Learning Outcomes: Students will gain exposure of and demonstrate an understanding of various cultural experiences associated with living in a diverse world through one or more of the following areas: use appropriate language or terminology to describe cultural practices; articulate multiple perspectives in regard to various cultural practices; identify similarity and different cultural values, political structure, social networks, economics or religious/spiritual issues.
All Students must successfully complete one global/cultural experience and one foreign language experience. Global/Cultural Perspectives: courses are designated with a (G) symbol on semester course listings.
Personal Health and Wellness Requirement
Learning Outcomes: Students should have a thorough understanding of how to positively contribute to their own health and wellness through one of the following areas: students will assess their current state of health and wellness via completion of quantitative learning tools; student will demonstrate knowledge of current scientific data regarding cost and benefits of health choices; students will develop strategies to maintain lifelong physical, mental and social wellness.
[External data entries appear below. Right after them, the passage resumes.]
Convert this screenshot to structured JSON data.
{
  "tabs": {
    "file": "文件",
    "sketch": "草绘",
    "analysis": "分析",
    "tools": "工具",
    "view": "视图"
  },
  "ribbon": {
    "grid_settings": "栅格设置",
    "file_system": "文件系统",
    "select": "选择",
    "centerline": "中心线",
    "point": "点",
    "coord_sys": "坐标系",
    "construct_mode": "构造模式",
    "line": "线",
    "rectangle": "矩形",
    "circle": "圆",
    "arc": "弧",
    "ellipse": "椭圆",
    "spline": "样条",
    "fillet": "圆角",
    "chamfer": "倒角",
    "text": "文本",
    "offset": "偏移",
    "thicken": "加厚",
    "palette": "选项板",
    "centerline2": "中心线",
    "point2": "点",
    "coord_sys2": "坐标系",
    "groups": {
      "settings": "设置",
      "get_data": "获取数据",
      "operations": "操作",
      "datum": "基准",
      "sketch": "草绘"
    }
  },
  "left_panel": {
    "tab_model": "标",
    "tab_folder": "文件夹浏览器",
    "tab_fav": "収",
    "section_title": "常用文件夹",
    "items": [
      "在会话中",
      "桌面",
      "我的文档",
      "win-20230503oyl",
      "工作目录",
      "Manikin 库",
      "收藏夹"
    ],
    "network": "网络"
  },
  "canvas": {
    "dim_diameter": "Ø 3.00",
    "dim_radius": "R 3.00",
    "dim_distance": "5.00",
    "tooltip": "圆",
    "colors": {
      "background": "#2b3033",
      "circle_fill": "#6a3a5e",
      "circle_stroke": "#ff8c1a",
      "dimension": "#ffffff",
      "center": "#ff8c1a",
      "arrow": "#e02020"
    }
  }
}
Personal Health and Wellness courses are designated with a (P) symbol on semester course listings.
While the University is committed to the General Education requirements as the foundation of a broad liberal arts education, it is also recognized that in a few extraordinary situations (for example, a student with two majors with foreign study and/or internship requirements) a student may have difficulty scheduling the completion of the General Education requirements. In such cases, a student may petition the Office of Academic Affairs for Special Exemptions from not more than two courses in the General Education requirements. Petitioning students must have a minimum 3.00 grade point average and have completed not more than 60 semester hours of university credit. All exemptions will be reviewed on an individual basis and do not reduce the 120 hours required for graduation.